The answer must consist of the entire listing, repeated exactly.
-------- RECORD EXCERPTS
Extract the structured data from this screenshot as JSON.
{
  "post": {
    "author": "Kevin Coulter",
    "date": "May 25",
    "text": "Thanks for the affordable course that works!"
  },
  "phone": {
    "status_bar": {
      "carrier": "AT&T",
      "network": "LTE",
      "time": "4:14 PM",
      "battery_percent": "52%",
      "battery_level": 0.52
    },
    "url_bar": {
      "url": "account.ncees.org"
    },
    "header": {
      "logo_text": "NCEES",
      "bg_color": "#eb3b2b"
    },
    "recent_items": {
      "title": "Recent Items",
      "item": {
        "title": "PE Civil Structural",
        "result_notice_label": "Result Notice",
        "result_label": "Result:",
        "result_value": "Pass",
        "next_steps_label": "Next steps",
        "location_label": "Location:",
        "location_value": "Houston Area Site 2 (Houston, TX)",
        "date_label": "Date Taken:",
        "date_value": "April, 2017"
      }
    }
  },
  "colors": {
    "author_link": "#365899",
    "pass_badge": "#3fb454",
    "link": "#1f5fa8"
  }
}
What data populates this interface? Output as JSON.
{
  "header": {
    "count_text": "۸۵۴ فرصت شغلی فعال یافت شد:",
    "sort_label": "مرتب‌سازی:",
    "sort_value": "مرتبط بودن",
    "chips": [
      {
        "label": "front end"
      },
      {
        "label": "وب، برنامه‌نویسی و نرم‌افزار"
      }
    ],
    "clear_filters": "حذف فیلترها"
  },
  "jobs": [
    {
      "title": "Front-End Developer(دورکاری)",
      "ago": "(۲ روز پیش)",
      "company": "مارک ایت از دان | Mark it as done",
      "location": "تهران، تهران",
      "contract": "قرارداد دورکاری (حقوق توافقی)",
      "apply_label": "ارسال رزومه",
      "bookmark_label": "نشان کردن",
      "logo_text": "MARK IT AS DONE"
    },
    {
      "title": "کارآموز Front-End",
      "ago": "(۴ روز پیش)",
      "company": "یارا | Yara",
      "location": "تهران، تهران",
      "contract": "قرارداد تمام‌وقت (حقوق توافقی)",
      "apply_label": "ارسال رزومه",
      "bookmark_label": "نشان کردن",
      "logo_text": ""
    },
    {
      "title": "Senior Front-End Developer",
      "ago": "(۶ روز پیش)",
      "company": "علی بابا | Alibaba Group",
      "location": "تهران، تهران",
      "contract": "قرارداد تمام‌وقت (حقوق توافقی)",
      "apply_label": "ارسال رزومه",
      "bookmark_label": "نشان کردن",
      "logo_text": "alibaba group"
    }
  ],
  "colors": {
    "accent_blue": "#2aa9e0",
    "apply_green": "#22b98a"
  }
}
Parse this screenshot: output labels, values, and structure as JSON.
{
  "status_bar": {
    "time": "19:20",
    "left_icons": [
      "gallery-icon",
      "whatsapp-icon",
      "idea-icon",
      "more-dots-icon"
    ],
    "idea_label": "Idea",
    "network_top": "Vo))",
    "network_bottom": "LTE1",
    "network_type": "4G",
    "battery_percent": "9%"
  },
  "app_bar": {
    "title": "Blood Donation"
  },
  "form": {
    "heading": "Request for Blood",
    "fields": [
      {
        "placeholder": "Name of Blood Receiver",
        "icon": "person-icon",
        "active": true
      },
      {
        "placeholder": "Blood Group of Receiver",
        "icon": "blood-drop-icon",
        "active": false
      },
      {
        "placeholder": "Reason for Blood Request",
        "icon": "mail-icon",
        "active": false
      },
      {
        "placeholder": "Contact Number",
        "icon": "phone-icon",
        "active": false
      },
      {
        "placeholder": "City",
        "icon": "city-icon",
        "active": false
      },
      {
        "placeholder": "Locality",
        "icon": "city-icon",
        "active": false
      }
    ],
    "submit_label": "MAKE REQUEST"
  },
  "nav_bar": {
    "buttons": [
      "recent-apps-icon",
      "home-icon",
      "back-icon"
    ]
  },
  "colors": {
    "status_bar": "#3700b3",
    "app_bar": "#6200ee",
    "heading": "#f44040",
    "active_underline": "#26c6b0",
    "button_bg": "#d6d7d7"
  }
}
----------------
**THE COMPLETED TASK**
Extract the structured data from this screenshot as JSON.
{
  "post": {
    "author": "Kevin Coulter",
    "date": "May 25",
    "text": "Thanks for the affordable course that works!"
  },
  "phone": {
    "status_bar": {
      "carrier": "AT&T",
      "network": "LTE",
      "time": "4:14 PM",
      "battery_percent": "52%",
      "battery_level": 0.52
    },
    "url_bar": {
      "url": "account.ncees.org"
    },
    "header": {
      "logo_text": "NCEES",
      "bg_color": "#eb3b2b"
    },
    "recent_items": {
      "title": "Recent Items",
      "item": {
        "title": "PE Civil Structural",
        "result_notice_label": "Result Notice",
        "result_label": "Result:",
        "result_value": "Pass",
        "next_steps_label": "Next steps",
        "location_label": "Location:",
        "location_value": "Houston Area Site 2 (Houston, TX)",
        "date_label": "Date Taken:",
        "date_value": "April, 2017"
      }
    }
  },
  "colors": {
    "author_link": "#365899",
    "pass_badge": "#3fb454",
    "link": "#1f5fa8"
  }
}
What data populates this interface? Output as JSON.
{
  "header": {
    "count_text": "۸۵۴ فرصت شغلی فعال یافت شد:",
    "sort_label": "مرتب‌سازی:",
    "sort_value": "مرتبط بودن",
    "chips": [
      {
        "label": "front end"
      },
      {
        "label": "وب، برنامه‌نویسی و نرم‌افزار"
      }
    ],
    "clear_filters": "حذف فیلترها"
  },
  "jobs": [
    {
      "title": "Front-End Developer(دورکاری)",
      "ago": "(۲ روز پیش)",
      "company": "مارک ایت از دان | Mark it as done",
      "location": "تهران، تهران",
      "contract": "قرارداد دورکاری (حقوق توافقی)",
      "apply_label": "ارسال رزومه",
      "bookmark_label": "نشان کردن",
      "logo_text": "MARK IT AS DONE"
    },
    {
      "title": "کارآموز Front-End",
      "ago": "(۴ روز پیش)",
      "company": "یارا | Yara",
      "location": "تهران، تهران",
      "contract": "قرارداد تمام‌وقت (حقوق توافقی)",
      "apply_label": "ارسال رزومه",
      "bookmark_label": "نشان کردن",
      "logo_text": ""
    },
    {
      "title": "Senior Front-End Developer",
      "ago": "(۶ روز پیش)",
      "company": "علی بابا | Alibaba Group",
      "location": "تهران، تهران",
      "contract": "قرارداد تمام‌وقت (حقوق توافقی)",
      "apply_label": "ارسال رزومه",
      "bookmark_label": "نشان کردن",
      "logo_text": "alibaba group"
    }
  ],
  "colors": {
    "accent_blue": "#2aa9e0",
    "apply_green": "#22b98a"
  }
}
Parse this screenshot: output labels, values, and structure as JSON.
{
  "status_bar": {
    "time": "19:20",
    "left_icons": [
      "gallery-icon",
      "whatsapp-icon",
      "idea-icon",
      "more-dots-icon"
    ],
    "idea_label": "Idea",
    "network_top": "Vo))",
    "network_bottom": "LTE1",
    "network_type": "4G",
    "battery_percent": "9%"
  },
  "app_bar": {
    "title": "Blood Donation"
  },
  "form": {
    "heading": "Request for Blood",
    "fields": [
      {
        "placeholder": "Name of Blood Receiver",
        "icon": "person-icon",
        "active": true
      },
      {
        "placeholder": "Blood Group of Receiver",
        "icon": "blood-drop-icon",
        "active": false
      },
      {
        "placeholder": "Reason for Blood Request",
        "icon": "mail-icon",
        "active": false
      },
      {
        "placeholder": "Contact Number",
        "icon": "phone-icon",
        "active": false
      },
      {
        "placeholder": "City",
        "icon": "city-icon",
        "active": false
      },
      {
        "placeholder": "Locality",
        "icon": "city-icon",
        "active": false
      }
    ],
    "submit_label": "MAKE REQUEST"
  },
  "nav_bar": {
    "buttons": [
      "recent-apps-icon",
      "home-icon",
      "back-icon"
    ]
  },
  "colors": {
    "status_bar": "#3700b3",
    "app_bar": "#6200ee",
    "heading": "#f44040",
    "active_underline": "#26c6b0",
    "button_bg": "#d6d7d7"
  }
}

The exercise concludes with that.